"If a lot of African-Americans back in the '60s had guns and the legal right to use them for self-defense, you think they would have needed Selma?" he said recently on his radio show, referencing the 1965 voting rights campaign in which Mr. Lewis, now a congressman from Georgia, had his skull fractured by Alabama state troopers on the Edmund Pettus Bridge. "If John Lewis had had a gun, would he have been beat upside the head on the bridge?"
Right. Because a shootout between protesters and state troopers would have done so much more to secure the right to vote.
Incredibly, that's not the stupidest thing anyone has said recently about the Civil Rights Movement.
No, that distinction goes to one Larry Ward, who claimed in an appearance on CNN that Martin Luther King Jr. would have supported Mr. Ward's call for a Gun Appreciation Day "if he were alive today." In other words, the premiere American pacifist of the 20th century would be singing the praises of guns, except that he was shot in the face with one 45 years ago.
Thus do social conservatives continue to rewrite the inconvenient truths of African-American history, repurposing that tale of incandescent triumph and inconsolable woe to make it useful within the crabbed corners of their failed and discredited dogma. This seems an especially appropriate moment to call them on it. Not simply because Friday was the first day of Black History Month, but because today is the centenary of a signal event within that history.

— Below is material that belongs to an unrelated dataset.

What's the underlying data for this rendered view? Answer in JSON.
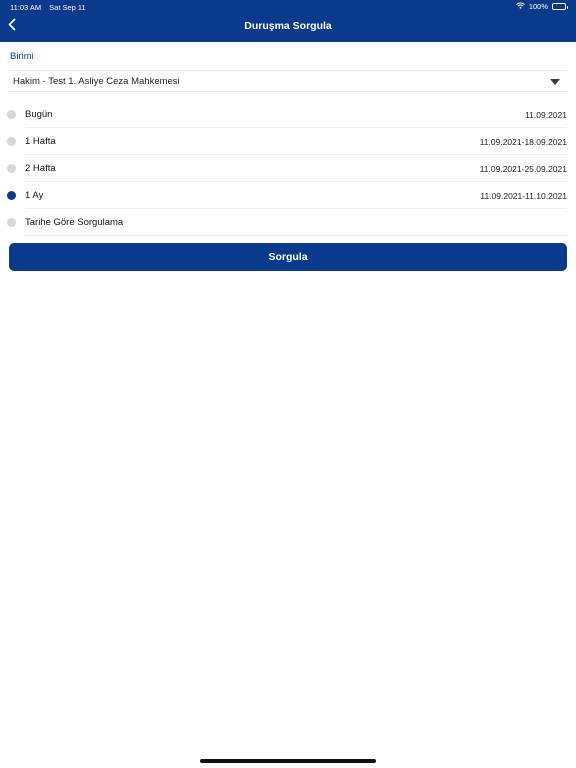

Rosa Louise McCauley was born a hundred years ago. You know her better by her married name — Rosa Parks, the quiet, unassuming 42-year-old seamstress from Montgomery, Ala., who ignited the Civil Rights Movement in December 1955 when bus driver J.F. Blake ordered her to give up her seat for a white man and she refused.
Doubtless, Mr. Limbaugh thinks she should have shot Blake instead, but she did not. She only waited quietly for police to come arrest her. Thus began the 381-day Montgomery Bus Boycott.
Though legend would have it that Parks, who died in 2005, refused because her feet were tired, the truth, she always said, was that it was not her body that was fatigued. "The only tired I was, was tired of giving in" to a system that judged her, as a black woman, unworthy of a seat on a public bus.
Years later, Martin Luther King Jr., the young preacher who led the boycott, would phrase that philosophy of refusal in terms of rhetorical elegance: "Noncooperation with evil is as much a moral obligation as is cooperation with good."
Mrs. Parks put it more simply that day in 1955: "No," she said.
The Henry Ford Museum in Dearborn, Mich., which counts Rosa Parks' bus among its holdings, has persuaded the Senate to designate today a "National Day of Courage" in her honor. Full disclosure: I gave a compensated speech for the Michigan Department of Civil Rights at the Museum last month. While there, I had the distinct privilege of climbing onto that bus.
Sitting in that sacred space, it is easy to imagine yourself transported back to that fateful moment of decision. Fifty-eight years later, those of us who are guardians — and beneficiaries — of African-American history, who live in a world transformed by the decisions of Rosa, Martin, Fannie Lou, Malcolm, Frederick, W.E.B., Booker T. and a million others whose names history did not record, now have decisions of our own to make. One of them is this:
What shall we say to conservatives who seem hell-bent on rewriting, disrespecting and arrogating that history? Many sharp rebukes come to mind, but none of them improves on the brave thing said by a tired woman born a hundred years ago this week.